## Given records
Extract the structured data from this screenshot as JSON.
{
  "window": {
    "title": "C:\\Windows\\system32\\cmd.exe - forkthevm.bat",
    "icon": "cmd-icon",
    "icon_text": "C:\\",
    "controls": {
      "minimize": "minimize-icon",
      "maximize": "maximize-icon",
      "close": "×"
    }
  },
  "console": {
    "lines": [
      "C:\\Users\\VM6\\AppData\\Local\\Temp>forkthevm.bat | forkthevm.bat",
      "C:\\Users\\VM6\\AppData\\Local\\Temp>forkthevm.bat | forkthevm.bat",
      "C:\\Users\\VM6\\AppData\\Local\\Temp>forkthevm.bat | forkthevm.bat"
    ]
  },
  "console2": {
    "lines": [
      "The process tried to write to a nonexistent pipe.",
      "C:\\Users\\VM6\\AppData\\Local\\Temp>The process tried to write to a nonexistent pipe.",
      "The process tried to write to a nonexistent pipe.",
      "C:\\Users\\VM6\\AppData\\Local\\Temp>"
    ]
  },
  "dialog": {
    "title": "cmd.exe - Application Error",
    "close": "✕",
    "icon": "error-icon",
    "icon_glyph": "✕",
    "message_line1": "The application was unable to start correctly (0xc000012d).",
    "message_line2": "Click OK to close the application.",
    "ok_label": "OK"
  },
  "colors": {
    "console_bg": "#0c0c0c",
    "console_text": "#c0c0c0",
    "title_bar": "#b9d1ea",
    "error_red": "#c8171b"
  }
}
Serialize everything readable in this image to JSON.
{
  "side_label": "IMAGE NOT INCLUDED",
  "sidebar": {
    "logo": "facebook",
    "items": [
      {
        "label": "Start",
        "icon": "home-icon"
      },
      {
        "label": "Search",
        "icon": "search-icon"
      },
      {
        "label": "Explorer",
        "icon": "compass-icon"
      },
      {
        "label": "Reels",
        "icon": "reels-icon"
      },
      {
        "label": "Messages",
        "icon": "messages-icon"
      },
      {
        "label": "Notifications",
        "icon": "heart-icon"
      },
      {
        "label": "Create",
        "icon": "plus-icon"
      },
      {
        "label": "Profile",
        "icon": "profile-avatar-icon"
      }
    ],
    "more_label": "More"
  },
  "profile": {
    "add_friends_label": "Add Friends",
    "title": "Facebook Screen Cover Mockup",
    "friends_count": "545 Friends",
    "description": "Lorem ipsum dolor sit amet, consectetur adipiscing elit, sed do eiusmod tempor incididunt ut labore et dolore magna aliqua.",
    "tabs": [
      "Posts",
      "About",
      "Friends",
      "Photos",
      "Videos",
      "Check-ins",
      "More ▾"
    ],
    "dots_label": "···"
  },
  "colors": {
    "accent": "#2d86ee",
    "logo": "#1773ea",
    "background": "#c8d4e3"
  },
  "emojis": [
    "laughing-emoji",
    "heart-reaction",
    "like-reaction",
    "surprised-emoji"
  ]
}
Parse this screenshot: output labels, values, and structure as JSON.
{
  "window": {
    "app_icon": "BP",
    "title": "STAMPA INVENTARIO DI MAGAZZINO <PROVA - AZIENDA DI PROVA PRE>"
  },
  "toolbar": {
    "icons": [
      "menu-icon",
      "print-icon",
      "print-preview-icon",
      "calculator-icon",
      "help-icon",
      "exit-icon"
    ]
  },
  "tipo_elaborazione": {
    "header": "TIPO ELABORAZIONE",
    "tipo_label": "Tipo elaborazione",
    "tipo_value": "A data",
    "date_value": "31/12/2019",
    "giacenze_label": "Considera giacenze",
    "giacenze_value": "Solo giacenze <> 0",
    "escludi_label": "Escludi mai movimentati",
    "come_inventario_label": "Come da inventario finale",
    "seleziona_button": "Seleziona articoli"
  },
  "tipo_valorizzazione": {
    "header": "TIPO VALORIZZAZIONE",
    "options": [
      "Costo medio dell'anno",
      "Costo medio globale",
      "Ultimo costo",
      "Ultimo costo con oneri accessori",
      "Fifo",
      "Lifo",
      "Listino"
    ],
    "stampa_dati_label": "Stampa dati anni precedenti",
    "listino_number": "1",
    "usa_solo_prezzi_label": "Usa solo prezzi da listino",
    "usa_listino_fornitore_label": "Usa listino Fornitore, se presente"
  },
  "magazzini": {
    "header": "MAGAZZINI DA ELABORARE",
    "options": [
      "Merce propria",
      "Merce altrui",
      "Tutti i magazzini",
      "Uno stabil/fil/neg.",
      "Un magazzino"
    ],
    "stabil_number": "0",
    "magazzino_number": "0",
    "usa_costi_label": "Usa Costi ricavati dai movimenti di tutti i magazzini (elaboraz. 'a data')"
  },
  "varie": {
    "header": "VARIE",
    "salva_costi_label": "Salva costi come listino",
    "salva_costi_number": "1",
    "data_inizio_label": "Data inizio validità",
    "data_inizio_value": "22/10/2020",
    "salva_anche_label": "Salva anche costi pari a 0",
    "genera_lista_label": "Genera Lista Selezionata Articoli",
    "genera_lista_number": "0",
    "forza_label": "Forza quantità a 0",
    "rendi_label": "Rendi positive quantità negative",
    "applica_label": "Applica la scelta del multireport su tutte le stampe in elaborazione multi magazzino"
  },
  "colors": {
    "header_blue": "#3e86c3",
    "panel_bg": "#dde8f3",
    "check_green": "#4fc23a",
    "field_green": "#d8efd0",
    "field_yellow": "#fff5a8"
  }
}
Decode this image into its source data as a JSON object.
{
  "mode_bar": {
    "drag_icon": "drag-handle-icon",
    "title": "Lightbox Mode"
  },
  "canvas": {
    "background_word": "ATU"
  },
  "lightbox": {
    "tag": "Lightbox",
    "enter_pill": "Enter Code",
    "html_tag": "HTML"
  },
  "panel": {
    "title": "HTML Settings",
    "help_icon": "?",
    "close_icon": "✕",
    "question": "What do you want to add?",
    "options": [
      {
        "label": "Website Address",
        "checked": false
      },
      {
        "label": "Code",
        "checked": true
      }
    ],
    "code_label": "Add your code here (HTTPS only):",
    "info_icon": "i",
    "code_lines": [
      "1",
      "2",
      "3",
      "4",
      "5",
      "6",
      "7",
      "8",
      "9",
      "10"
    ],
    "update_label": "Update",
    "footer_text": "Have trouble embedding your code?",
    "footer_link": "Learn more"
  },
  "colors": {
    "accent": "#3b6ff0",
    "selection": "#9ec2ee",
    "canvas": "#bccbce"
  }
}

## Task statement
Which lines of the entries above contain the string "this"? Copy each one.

## Problem solution
Extract the structured data from this screenshot as JSON.
Serialize everything readable in this image to JSON.
Parse this screenshot: output labels, values, and structure as JSON.
Decode this image into its source data as a JSON object.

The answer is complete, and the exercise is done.